Problem statement: Output the full listing below exactly as it reads, and skip anything that is a picture.

Available data:
# # # # #

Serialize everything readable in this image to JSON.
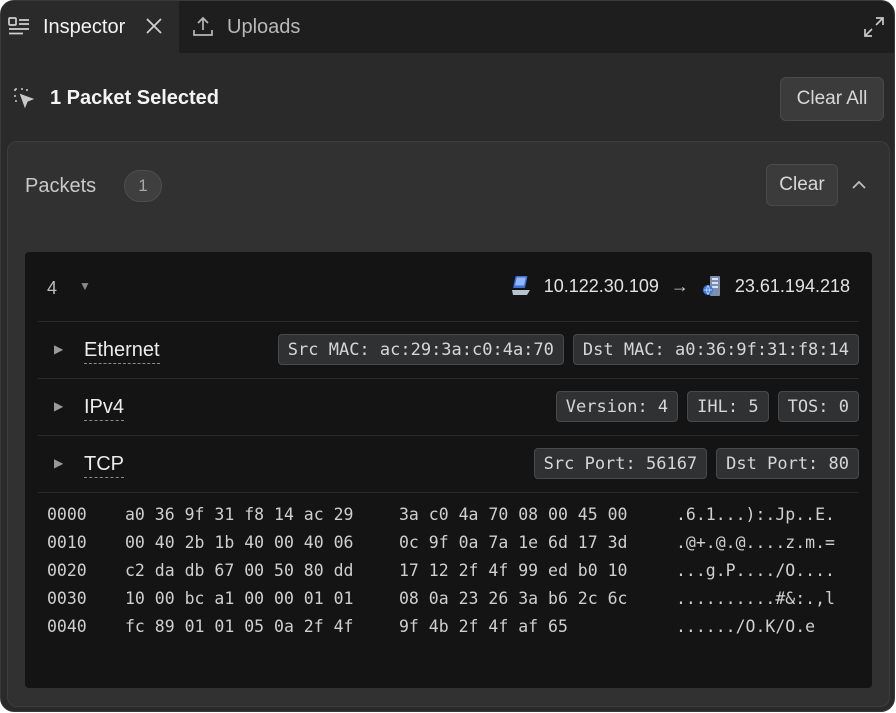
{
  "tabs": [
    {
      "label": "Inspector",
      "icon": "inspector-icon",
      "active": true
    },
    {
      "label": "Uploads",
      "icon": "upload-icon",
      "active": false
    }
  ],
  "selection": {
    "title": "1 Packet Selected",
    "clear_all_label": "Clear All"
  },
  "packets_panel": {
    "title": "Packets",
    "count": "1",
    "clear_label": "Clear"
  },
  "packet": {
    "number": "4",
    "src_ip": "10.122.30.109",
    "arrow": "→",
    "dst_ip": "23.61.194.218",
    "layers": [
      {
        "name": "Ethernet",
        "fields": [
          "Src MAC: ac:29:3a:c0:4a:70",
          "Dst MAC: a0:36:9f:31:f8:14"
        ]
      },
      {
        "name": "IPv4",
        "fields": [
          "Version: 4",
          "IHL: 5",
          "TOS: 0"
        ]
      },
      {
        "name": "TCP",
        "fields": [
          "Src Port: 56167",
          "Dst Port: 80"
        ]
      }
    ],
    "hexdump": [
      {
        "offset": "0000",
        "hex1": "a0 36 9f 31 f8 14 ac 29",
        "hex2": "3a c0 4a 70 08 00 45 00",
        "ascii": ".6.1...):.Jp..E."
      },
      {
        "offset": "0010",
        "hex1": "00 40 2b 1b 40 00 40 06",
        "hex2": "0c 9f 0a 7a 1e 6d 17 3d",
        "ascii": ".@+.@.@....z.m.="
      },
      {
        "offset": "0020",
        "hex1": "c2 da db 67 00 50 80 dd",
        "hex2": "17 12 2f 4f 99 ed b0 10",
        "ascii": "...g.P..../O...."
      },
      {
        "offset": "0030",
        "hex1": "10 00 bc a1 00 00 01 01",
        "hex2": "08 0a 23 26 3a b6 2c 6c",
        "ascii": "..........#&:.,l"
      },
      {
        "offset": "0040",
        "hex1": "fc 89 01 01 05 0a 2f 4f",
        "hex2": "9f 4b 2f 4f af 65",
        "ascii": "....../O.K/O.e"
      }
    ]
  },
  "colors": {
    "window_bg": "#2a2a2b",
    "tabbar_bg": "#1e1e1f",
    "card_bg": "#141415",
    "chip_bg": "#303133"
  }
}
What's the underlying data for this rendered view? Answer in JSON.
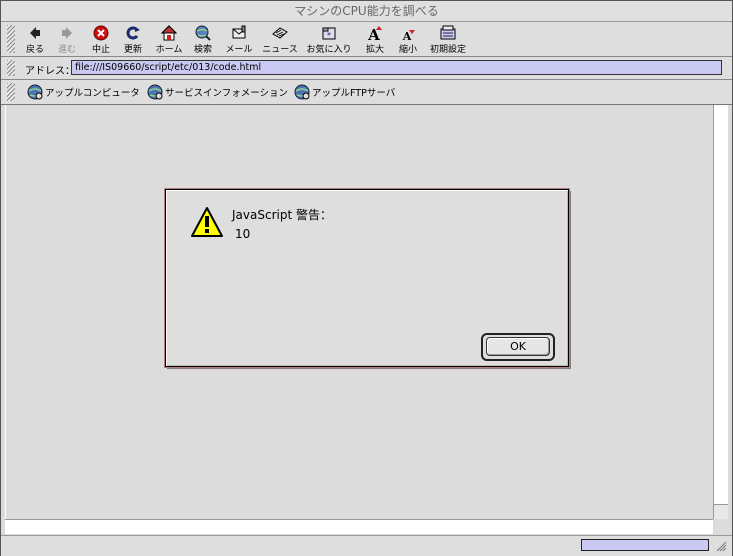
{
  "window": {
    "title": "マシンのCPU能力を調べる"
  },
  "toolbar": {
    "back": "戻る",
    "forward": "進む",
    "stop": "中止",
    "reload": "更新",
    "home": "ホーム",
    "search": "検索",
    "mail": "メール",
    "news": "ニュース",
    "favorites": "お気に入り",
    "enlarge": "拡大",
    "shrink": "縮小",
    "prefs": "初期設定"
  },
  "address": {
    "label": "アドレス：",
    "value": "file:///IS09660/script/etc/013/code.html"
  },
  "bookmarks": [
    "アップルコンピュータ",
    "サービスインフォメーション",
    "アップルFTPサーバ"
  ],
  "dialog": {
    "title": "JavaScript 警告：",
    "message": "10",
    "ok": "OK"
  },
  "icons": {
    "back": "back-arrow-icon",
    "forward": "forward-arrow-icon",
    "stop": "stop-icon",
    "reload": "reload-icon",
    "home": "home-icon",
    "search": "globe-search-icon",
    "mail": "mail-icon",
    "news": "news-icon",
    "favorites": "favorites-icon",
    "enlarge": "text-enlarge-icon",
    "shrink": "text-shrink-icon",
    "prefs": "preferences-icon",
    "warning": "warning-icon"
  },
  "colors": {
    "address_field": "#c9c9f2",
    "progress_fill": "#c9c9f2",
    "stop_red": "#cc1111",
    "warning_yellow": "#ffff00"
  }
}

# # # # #

Response below:
Serialize everything readable in this image to JSON.
{
  "tabs": [
    {
      "label": "Inspector",
      "icon": "inspector-icon",
      "active": true
    },
    {
      "label": "Uploads",
      "icon": "upload-icon",
      "active": false
    }
  ],
  "selection": {
    "title": "1 Packet Selected",
    "clear_all_label": "Clear All"
  },
  "packets_panel": {
    "title": "Packets",
    "count": "1",
    "clear_label": "Clear"
  },
  "packet": {
    "number": "4",
    "src_ip": "10.122.30.109",
    "arrow": "→",
    "dst_ip": "23.61.194.218",
    "layers": [
      {
        "name": "Ethernet",
        "fields": [
          "Src MAC: ac:29:3a:c0:4a:70",
          "Dst MAC: a0:36:9f:31:f8:14"
        ]
      },
      {
        "name": "IPv4",
        "fields": [
          "Version: 4",
          "IHL: 5",
          "TOS: 0"
        ]
      },
      {
        "name": "TCP",
        "fields": [
          "Src Port: 56167",
          "Dst Port: 80"
        ]
      }
    ],
    "hexdump": [
      {
        "offset": "0000",
        "hex1": "a0 36 9f 31 f8 14 ac 29",
        "hex2": "3a c0 4a 70 08 00 45 00",
        "ascii": ".6.1...):.Jp..E."
      },
      {
        "offset": "0010",
        "hex1": "00 40 2b 1b 40 00 40 06",
        "hex2": "0c 9f 0a 7a 1e 6d 17 3d",
        "ascii": ".@+.@.@....z.m.="
      },
      {
        "offset": "0020",
        "hex1": "c2 da db 67 00 50 80 dd",
        "hex2": "17 12 2f 4f 99 ed b0 10",
        "ascii": "...g.P..../O...."
      },
      {
        "offset": "0030",
        "hex1": "10 00 bc a1 00 00 01 01",
        "hex2": "08 0a 23 26 3a b6 2c 6c",
        "ascii": "..........#&:.,l"
      },
      {
        "offset": "0040",
        "hex1": "fc 89 01 01 05 0a 2f 4f",
        "hex2": "9f 4b 2f 4f af 65",
        "ascii": "....../O.K/O.e"
      }
    ]
  },
  "colors": {
    "window_bg": "#2a2a2b",
    "tabbar_bg": "#1e1e1f",
    "card_bg": "#141415",
    "chip_bg": "#303133"
  }
}
What's the underlying data for this rendered view? Answer in JSON.
{
  "window": {
    "title": "マシンのCPU能力を調べる"
  },
  "toolbar": {
    "back": "戻る",
    "forward": "進む",
    "stop": "中止",
    "reload": "更新",
    "home": "ホーム",
    "search": "検索",
    "mail": "メール",
    "news": "ニュース",
    "favorites": "お気に入り",
    "enlarge": "拡大",
    "shrink": "縮小",
    "prefs": "初期設定"
  },
  "address": {
    "label": "アドレス：",
    "value": "file:///IS09660/script/etc/013/code.html"
  },
  "bookmarks": [
    "アップルコンピュータ",
    "サービスインフォメーション",
    "アップルFTPサーバ"
  ],
  "dialog": {
    "title": "JavaScript 警告：",
    "message": "10",
    "ok": "OK"
  },
  "icons": {
    "back": "back-arrow-icon",
    "forward": "forward-arrow-icon",
    "stop": "stop-icon",
    "reload": "reload-icon",
    "home": "home-icon",
    "search": "globe-search-icon",
    "mail": "mail-icon",
    "news": "news-icon",
    "favorites": "favorites-icon",
    "enlarge": "text-enlarge-icon",
    "shrink": "text-shrink-icon",
    "prefs": "preferences-icon",
    "warning": "warning-icon"
  },
  "colors": {
    "address_field": "#c9c9f2",
    "progress_fill": "#c9c9f2",
    "stop_red": "#cc1111",
    "warning_yellow": "#ffff00"
  }
}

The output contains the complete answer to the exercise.